START DATA FOR THIS TASK

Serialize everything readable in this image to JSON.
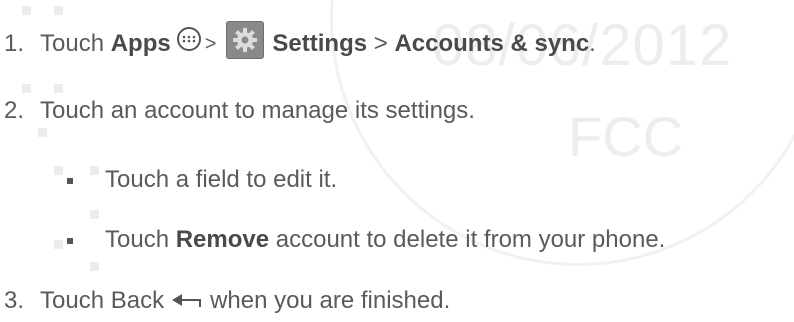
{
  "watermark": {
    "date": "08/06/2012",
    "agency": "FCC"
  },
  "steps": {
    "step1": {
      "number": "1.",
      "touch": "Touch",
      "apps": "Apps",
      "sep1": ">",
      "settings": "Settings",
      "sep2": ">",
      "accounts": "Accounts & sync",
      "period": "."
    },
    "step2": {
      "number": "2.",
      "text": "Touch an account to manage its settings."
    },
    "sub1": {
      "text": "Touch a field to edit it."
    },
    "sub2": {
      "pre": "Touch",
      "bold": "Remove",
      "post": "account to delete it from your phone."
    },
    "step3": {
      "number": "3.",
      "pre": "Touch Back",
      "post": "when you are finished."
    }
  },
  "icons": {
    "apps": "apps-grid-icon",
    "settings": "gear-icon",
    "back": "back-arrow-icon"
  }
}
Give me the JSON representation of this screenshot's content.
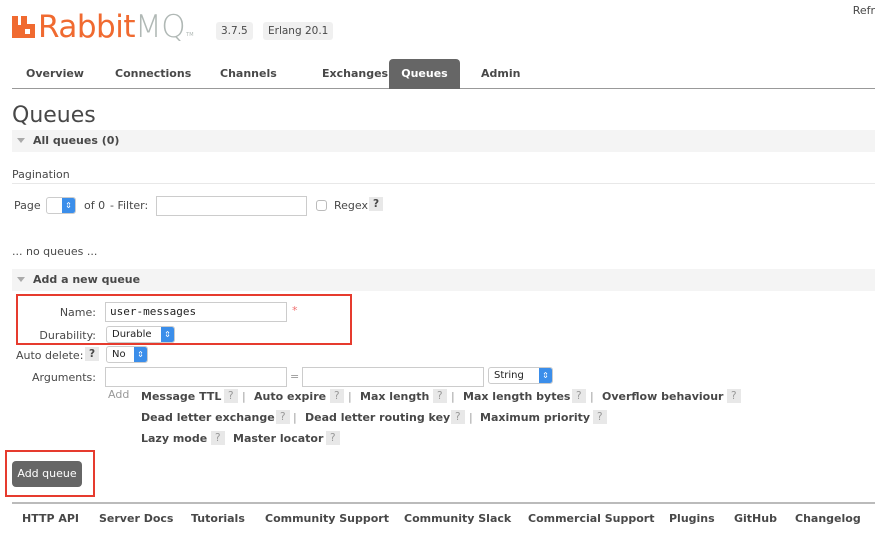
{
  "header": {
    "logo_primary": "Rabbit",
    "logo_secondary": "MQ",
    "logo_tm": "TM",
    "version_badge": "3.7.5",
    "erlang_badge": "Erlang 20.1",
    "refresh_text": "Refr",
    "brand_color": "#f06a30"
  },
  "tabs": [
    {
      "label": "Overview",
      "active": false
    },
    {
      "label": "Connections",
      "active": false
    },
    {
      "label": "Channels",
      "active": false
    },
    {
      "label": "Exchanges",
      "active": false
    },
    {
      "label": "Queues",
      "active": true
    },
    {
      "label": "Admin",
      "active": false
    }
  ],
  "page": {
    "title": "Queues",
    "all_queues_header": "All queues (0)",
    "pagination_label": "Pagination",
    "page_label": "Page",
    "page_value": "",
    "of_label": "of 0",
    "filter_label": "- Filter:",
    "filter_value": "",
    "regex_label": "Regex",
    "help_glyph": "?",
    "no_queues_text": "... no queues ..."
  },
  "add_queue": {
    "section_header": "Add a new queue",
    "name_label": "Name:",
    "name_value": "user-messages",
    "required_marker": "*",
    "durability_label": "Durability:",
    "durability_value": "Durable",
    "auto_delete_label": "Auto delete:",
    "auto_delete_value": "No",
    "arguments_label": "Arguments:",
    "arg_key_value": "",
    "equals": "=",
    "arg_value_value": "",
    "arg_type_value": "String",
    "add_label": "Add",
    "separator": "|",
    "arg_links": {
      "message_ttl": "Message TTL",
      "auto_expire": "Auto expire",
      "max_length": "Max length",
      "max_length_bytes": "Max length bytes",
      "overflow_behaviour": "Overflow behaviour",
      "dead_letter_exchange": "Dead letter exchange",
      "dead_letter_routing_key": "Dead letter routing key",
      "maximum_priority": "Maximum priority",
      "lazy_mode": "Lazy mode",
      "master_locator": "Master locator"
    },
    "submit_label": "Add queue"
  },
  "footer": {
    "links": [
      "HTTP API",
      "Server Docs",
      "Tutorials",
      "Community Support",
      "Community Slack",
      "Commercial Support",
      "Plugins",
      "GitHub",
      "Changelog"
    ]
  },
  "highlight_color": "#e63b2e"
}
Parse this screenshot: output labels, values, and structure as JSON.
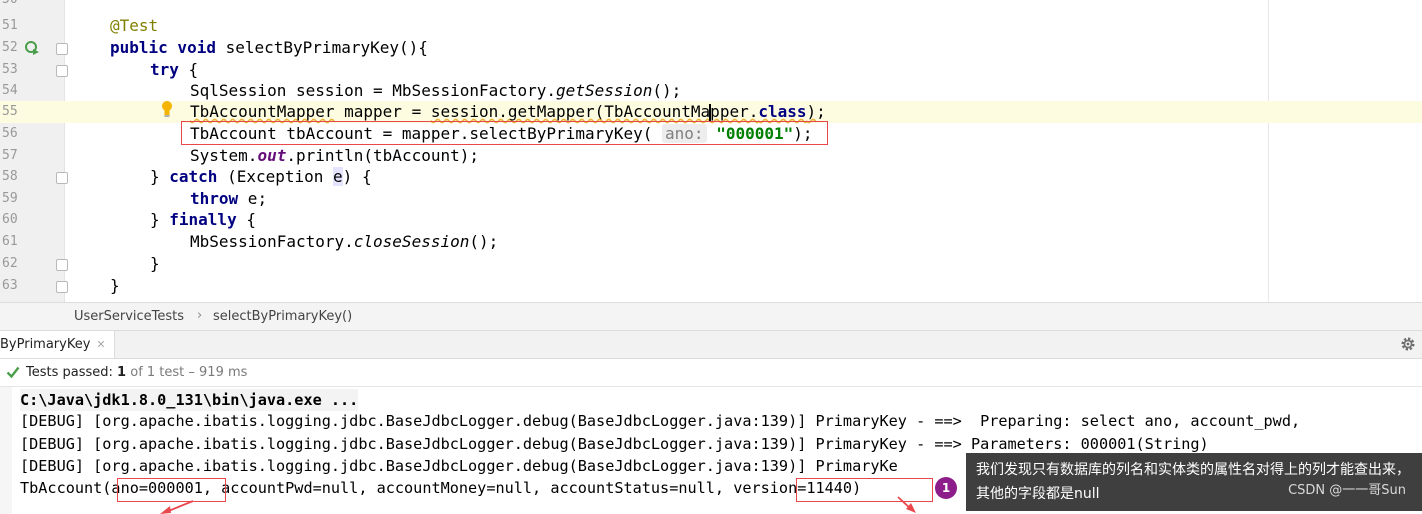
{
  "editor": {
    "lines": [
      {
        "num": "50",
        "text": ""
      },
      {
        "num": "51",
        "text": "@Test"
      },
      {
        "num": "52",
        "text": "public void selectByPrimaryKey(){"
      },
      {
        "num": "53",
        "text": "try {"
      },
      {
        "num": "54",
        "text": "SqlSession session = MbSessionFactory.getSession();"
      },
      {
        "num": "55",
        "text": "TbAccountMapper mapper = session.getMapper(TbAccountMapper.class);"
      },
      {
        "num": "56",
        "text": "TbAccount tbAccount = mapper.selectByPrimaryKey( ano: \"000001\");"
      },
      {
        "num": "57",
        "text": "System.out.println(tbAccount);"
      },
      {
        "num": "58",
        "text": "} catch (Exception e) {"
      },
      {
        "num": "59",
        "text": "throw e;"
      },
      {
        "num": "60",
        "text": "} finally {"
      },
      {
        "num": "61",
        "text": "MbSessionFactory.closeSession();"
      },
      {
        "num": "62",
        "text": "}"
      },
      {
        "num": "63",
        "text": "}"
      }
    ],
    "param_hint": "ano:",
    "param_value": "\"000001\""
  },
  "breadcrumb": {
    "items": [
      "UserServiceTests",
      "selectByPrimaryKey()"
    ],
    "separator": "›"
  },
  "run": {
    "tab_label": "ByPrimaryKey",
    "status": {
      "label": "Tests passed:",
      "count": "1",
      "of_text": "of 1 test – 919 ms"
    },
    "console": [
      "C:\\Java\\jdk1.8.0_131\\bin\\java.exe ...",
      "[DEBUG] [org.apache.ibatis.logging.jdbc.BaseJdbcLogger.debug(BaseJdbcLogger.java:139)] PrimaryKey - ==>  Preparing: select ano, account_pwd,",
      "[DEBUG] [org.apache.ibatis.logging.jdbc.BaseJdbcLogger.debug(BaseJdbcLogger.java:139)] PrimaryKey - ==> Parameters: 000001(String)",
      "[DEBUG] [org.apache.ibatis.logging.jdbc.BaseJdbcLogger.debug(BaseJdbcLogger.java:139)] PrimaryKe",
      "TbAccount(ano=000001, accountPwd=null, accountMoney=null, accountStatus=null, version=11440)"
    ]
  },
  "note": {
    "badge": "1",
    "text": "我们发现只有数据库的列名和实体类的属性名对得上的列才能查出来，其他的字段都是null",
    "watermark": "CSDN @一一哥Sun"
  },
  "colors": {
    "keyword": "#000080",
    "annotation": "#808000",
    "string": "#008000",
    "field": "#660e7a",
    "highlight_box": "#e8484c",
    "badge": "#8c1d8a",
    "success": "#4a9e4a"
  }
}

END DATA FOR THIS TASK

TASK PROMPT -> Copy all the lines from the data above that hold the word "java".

RESULT ->
      "C:\\Java\\jdk1.8.0_131\\bin\\java.exe ...",
      "[DEBUG] [org.apache.ibatis.logging.jdbc.BaseJdbcLogger.debug(BaseJdbcLogger.java:139)] PrimaryKey - ==>  Preparing: select ano, account_pwd,",
      "[DEBUG] [org.apache.ibatis.logging.jdbc.BaseJdbcLogger.debug(BaseJdbcLogger.java:139)] PrimaryKey - ==> Parameters: 000001(String)",
      "[DEBUG] [org.apache.ibatis.logging.jdbc.BaseJdbcLogger.debug(BaseJdbcLogger.java:139)] PrimaryKe",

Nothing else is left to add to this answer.